__RECORD EXCERPTS__:
=-=-=

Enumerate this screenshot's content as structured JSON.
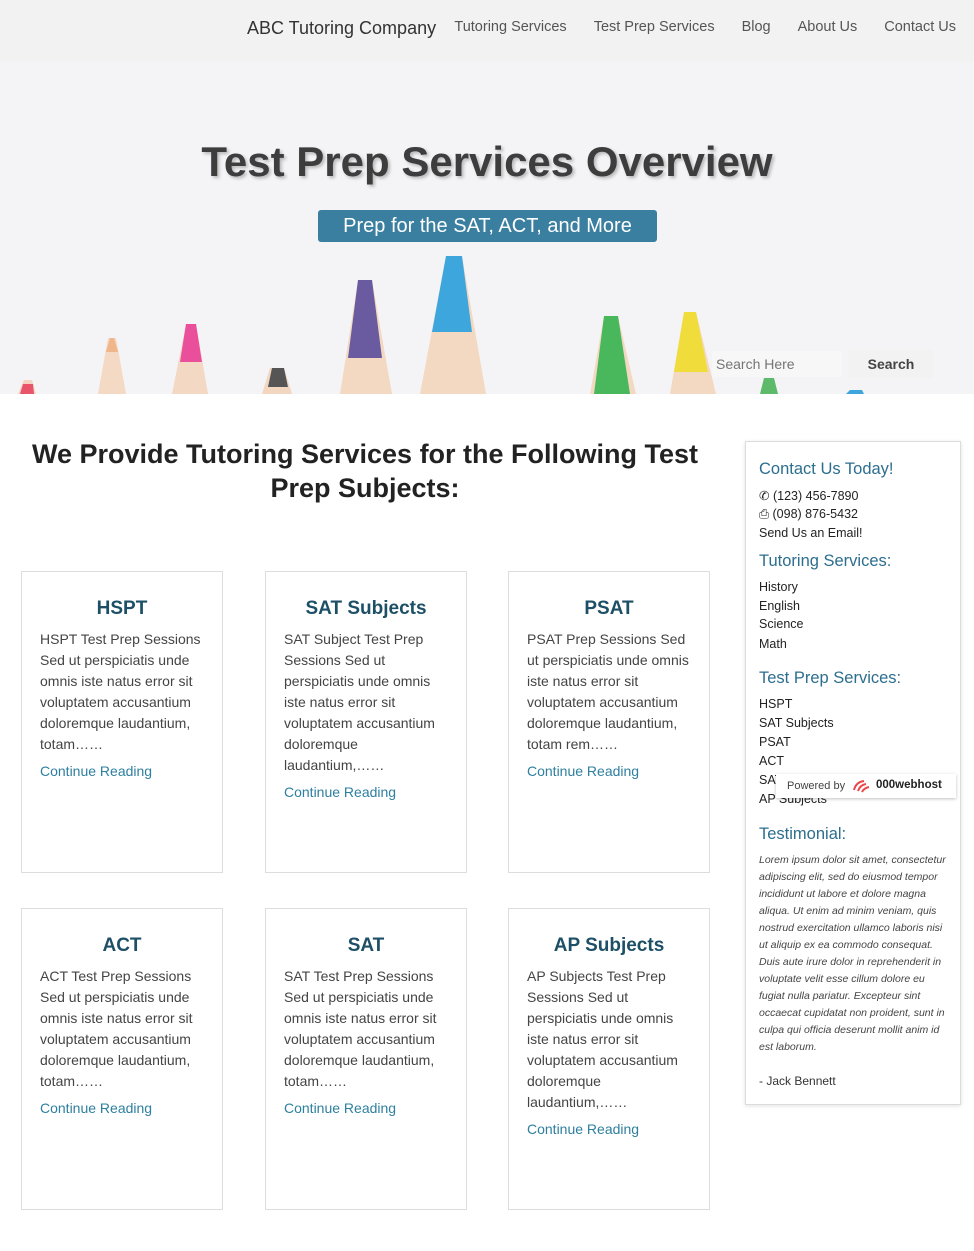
{
  "nav": {
    "brand": "ABC Tutoring Company",
    "links": [
      "Tutoring Services",
      "Test Prep Services",
      "Blog",
      "About Us",
      "Contact Us"
    ]
  },
  "hero": {
    "title": "Test Prep Services Overview",
    "subtitle": "Prep for the SAT, ACT, and More",
    "search_placeholder": "Search Here",
    "search_button": "Search"
  },
  "main": {
    "heading": "We Provide Tutoring Services for the Following Test Prep Subjects:",
    "cards": [
      {
        "title": "HSPT",
        "text": "HSPT Test Prep Sessions Sed ut perspiciatis unde omnis iste natus error sit voluptatem accusantium doloremque laudantium, totam……",
        "link": "Continue Reading"
      },
      {
        "title": "SAT Subjects",
        "text": "SAT Subject Test Prep Sessions Sed ut perspiciatis unde omnis iste natus error sit voluptatem accusantium doloremque laudantium,……",
        "link": "Continue Reading"
      },
      {
        "title": "PSAT",
        "text": "PSAT Prep Sessions Sed ut perspiciatis unde omnis iste natus error sit voluptatem accusantium doloremque laudantium, totam rem……",
        "link": "Continue Reading"
      },
      {
        "title": "ACT",
        "text": "ACT Test Prep Sessions Sed ut perspiciatis unde omnis iste natus error sit voluptatem accusantium doloremque laudantium, totam……",
        "link": "Continue Reading"
      },
      {
        "title": "SAT",
        "text": "SAT Test Prep Sessions Sed ut perspiciatis unde omnis iste natus error sit voluptatem accusantium doloremque laudantium, totam……",
        "link": "Continue Reading"
      },
      {
        "title": "AP Subjects",
        "text": "AP Subjects Test Prep Sessions Sed ut perspiciatis unde omnis iste natus error sit voluptatem accusantium doloremque laudantium,……",
        "link": "Continue Reading"
      }
    ]
  },
  "sidebar": {
    "contact_heading": "Contact Us Today!",
    "phone": "(123) 456-7890",
    "fax": "(098) 876-5432",
    "email": "Send Us an Email!",
    "tutoring_heading": "Tutoring Services:",
    "tutoring_items": [
      "History",
      "English",
      "Science",
      "Math"
    ],
    "testprep_heading": "Test Prep Services:",
    "testprep_items": [
      "HSPT",
      "SAT Subjects",
      "PSAT",
      "ACT",
      "SAT",
      "AP Subjects"
    ],
    "testimonial_heading": "Testimonial:",
    "testimonial_text": "Lorem ipsum dolor sit amet, consectetur adipiscing elit, sed do eiusmod tempor incididunt ut labore et dolore magna aliqua. Ut enim ad minim veniam, quis nostrud exercitation ullamco laboris nisi ut aliquip ex ea commodo consequat. Duis aute irure dolor in reprehenderit in voluptate velit esse cillum dolore eu fugiat nulla pariatur. Excepteur sint occaecat cupidatat non proident, sunt in culpa qui officia deserunt mollit anim id est laborum.",
    "testimonial_author": "- Jack Bennett"
  },
  "badge": {
    "label": "Powered by",
    "brand": "000webhost"
  }
}
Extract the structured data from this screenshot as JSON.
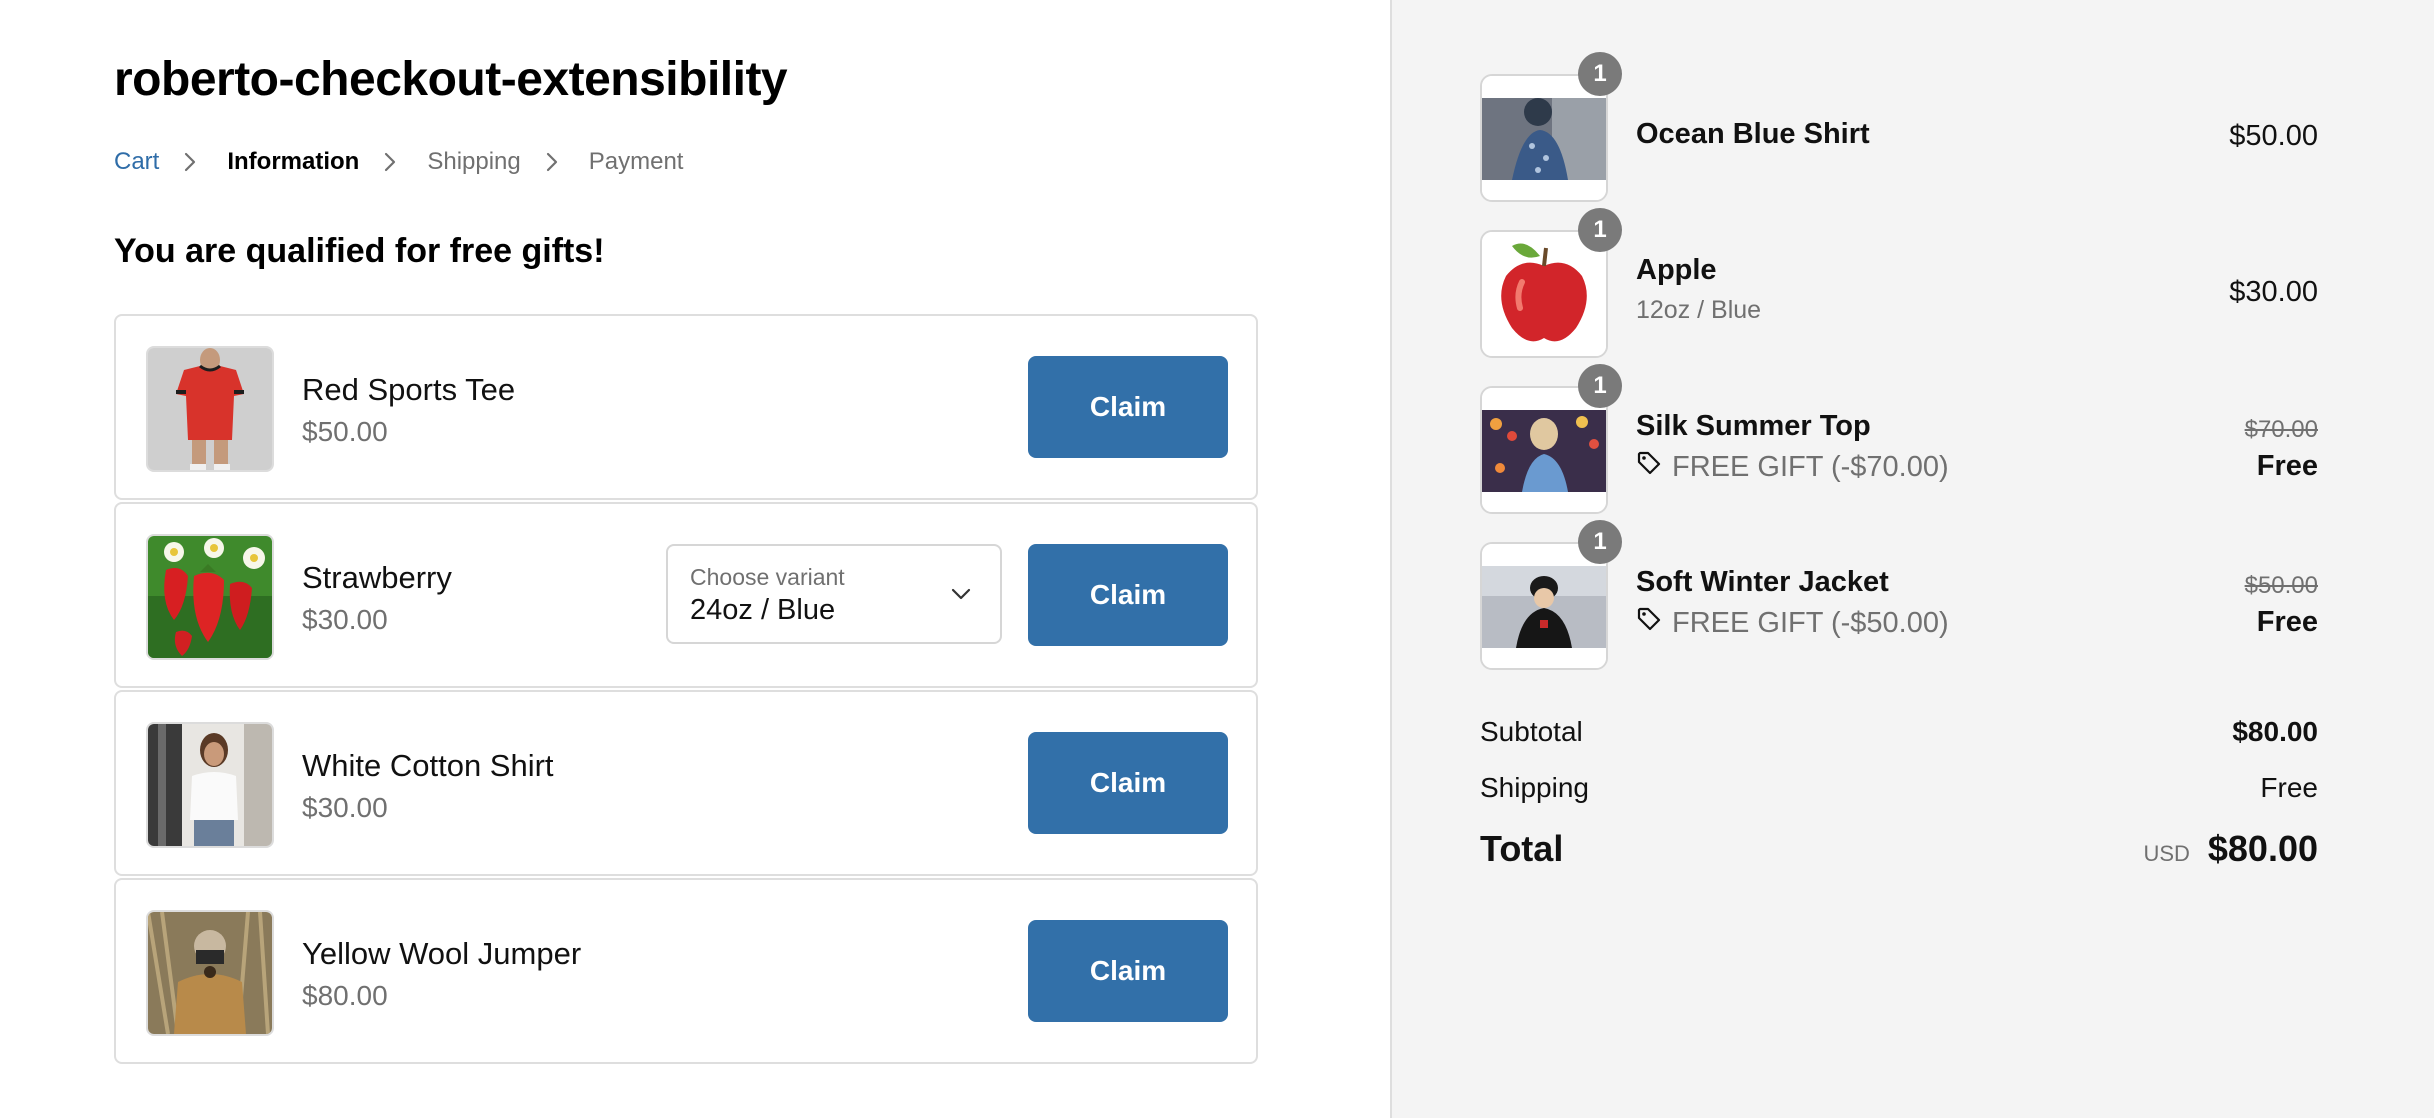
{
  "shop": {
    "title": "roberto-checkout-extensibility"
  },
  "breadcrumb": {
    "cart": "Cart",
    "information": "Information",
    "shipping": "Shipping",
    "payment": "Payment"
  },
  "gifts": {
    "heading": "You are qualified for free gifts!",
    "claim_label": "Claim",
    "variant_label": "Choose variant",
    "items": [
      {
        "name": "Red Sports Tee",
        "price": "$50.00",
        "image": "red-sports-tee"
      },
      {
        "name": "Strawberry",
        "price": "$30.00",
        "image": "strawberry",
        "selected_variant": "24oz / Blue"
      },
      {
        "name": "White Cotton Shirt",
        "price": "$30.00",
        "image": "white-cotton-shirt"
      },
      {
        "name": "Yellow Wool Jumper",
        "price": "$80.00",
        "image": "yellow-wool-jumper"
      }
    ]
  },
  "order": {
    "items": [
      {
        "qty": "1",
        "name": "Ocean Blue Shirt",
        "price": "$50.00"
      },
      {
        "qty": "1",
        "name": "Apple",
        "variant": "12oz / Blue",
        "price": "$30.00"
      },
      {
        "qty": "1",
        "name": "Silk Summer Top",
        "gift": "FREE GIFT (-$70.00)",
        "compare_price": "$70.00",
        "price": "Free"
      },
      {
        "qty": "1",
        "name": "Soft Winter Jacket",
        "gift": "FREE GIFT (-$50.00)",
        "compare_price": "$50.00",
        "price": "Free"
      }
    ],
    "subtotal_label": "Subtotal",
    "subtotal": "$80.00",
    "shipping_label": "Shipping",
    "shipping": "Free",
    "total_label": "Total",
    "currency": "USD",
    "total": "$80.00"
  },
  "colors": {
    "accent": "#3270a9",
    "link": "#2f6da8",
    "sidebar_bg": "#f4f4f4"
  }
}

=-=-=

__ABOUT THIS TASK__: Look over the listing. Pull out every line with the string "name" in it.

__RESPONSE TO THE EXERCISE__:
        "name": "Red Sports Tee",
        "name": "Strawberry",
        "name": "White Cotton Shirt",
        "name": "Yellow Wool Jumper",
        "name": "Ocean Blue Shirt",
        "name": "Apple",
        "name": "Silk Summer Top",
        "name": "Soft Winter Jacket",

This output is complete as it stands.